>Massive inbreeding among Muslims has been going on since their prophet allowed first-cousin marriages more than 50 generations (1,400 years) ago. For many Muslims, therefore, intermarriage is regarded as being part of their religion.
>Today, 70% of all Pakistanis are inbred and in Turkey the amount is between 25-30% (Jyllands-Posten, 27/2 2009 “More stillbirths among immigrants“).
>A rough estimate reveals that close to half of everybody living in the Arab world is inbred.
>The Times of India affirmed that “this is thought to be linked to the probability that a British Pakistani family is at least 13 times more likely than the general population to have children with recessive genetic disorders.”
>The risk of having an IQ lower than 70 (criterion for being “retarded”) increases 400% among children from cousin marriages.
Is this true, Muslims? Would you marry your first cousin?
The reason, I tihnk~, is that the way in which inheritances are sorted out in islamic law makes it far more lucrative to marry your cousin than marry outsiders, because the latter means you leak some of those inheritances out.
>Today, 70% of all Pakistanis are inbred
You know that number doesn't actually mean anything right, since inbreeding is common to the whole of humanity. You'd have to have a better defined notion of inbreeding, including when and between whom it happened, I'm what guessing the author implied was something like 70% of muslim kids are born from a marriage among two 1rst degree cousins, but with the way journalists are you can be sure they're trying to fuck with you whenever they're slightly unclear about something.
This is quite an interesting study tho.

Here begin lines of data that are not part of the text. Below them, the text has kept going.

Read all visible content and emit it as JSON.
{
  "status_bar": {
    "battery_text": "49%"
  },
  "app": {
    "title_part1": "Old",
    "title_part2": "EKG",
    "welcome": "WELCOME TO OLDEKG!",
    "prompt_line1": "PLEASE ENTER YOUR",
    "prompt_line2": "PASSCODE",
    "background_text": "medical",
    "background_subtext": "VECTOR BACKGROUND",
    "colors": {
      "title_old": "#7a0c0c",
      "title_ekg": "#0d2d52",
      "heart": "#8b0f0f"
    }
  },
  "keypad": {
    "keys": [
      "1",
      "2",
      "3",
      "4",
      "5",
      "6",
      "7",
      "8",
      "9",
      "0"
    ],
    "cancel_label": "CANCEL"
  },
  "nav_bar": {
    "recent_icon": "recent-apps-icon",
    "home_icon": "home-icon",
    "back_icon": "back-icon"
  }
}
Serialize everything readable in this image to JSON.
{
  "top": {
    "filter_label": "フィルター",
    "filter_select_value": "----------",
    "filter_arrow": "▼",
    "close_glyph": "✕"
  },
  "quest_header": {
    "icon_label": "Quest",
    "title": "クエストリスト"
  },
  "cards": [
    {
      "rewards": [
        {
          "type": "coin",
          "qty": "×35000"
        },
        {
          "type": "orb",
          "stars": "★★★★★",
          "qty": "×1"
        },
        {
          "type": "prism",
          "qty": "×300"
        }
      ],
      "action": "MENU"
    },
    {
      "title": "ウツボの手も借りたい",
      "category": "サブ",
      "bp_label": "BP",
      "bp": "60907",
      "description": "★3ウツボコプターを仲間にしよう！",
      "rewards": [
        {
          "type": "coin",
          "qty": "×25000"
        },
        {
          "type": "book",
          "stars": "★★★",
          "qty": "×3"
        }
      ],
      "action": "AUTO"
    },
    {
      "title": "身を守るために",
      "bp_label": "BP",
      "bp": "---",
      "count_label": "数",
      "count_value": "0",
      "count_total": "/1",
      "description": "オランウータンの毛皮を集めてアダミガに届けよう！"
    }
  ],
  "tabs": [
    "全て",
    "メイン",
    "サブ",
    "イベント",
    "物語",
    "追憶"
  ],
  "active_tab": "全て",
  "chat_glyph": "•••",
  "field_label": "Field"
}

yes i agree, i'm just trying to explain the phenomena to you in the best of my knowledge.
Its not borne out of love, its usually arranged by the family.
club swagga :DD
That's fine, just don't have kids if you do. They might have problems.
>i'm just trying to explain the phenomena to you in the best of my knowledge.
Not taking a jab. I agree with your comment.
I was actually attracted to one of my cousins but, she was adopted. Anyway, no. Only one marriage in my parents generation of my family was a first cousin marriage. Their daughter doesn't like to talk about it.
Well good for you lad, that's a great view you got on this matter but I volunteered and worked a bit with autistic/aspargers people and they can be a pain. Also it depends on the level of autism he'd have.
The genius ones do scream randomly and hit themselves as well.
The "light" version of autism is aspargers and those people are weird as shit as well. I knew a girl with it and she was a psycho fan of star wars and could just go into a trans where she didn't communicate with the outside world and just look at some shitty star wars gadget and talk to herself.
there's nothing wrong with marrying your first cousin as long as it isn't done excessively. I would marry my second cousin if I could.
also, religious permission doesn't equal religious recommendation. If anything, Muhammad encouraged greater mixing of tribes.
Inheritance forms a part of it. Tribalism and the more intense separation of sexes in some places is also another factor. Typically in Muslim societies, the father or the parents in general decide who their daughters will marry. Usually, they'll choose somebody who is relative over someone who is not, if not a close relative, then a member of their tribe. Since some countries look down on women and men who aren't related or married interacting, it can sometimes be difficult for unmarried men and women to look outside the family, especially in families concerned with keeping control of their wealth as you mentioned, and usually when it does happen, it's the son/daughter of a friend of co-worker of your dad.
But a huge factor is the lack of urbanization as well. The inbreeding rates are much higher among more rural countries and in the smaller towns and villages than in the major cities, where many different tribes and families are interacting on a daily basis and so there's a lot more reasonable options for bachelors and for parents/guardians.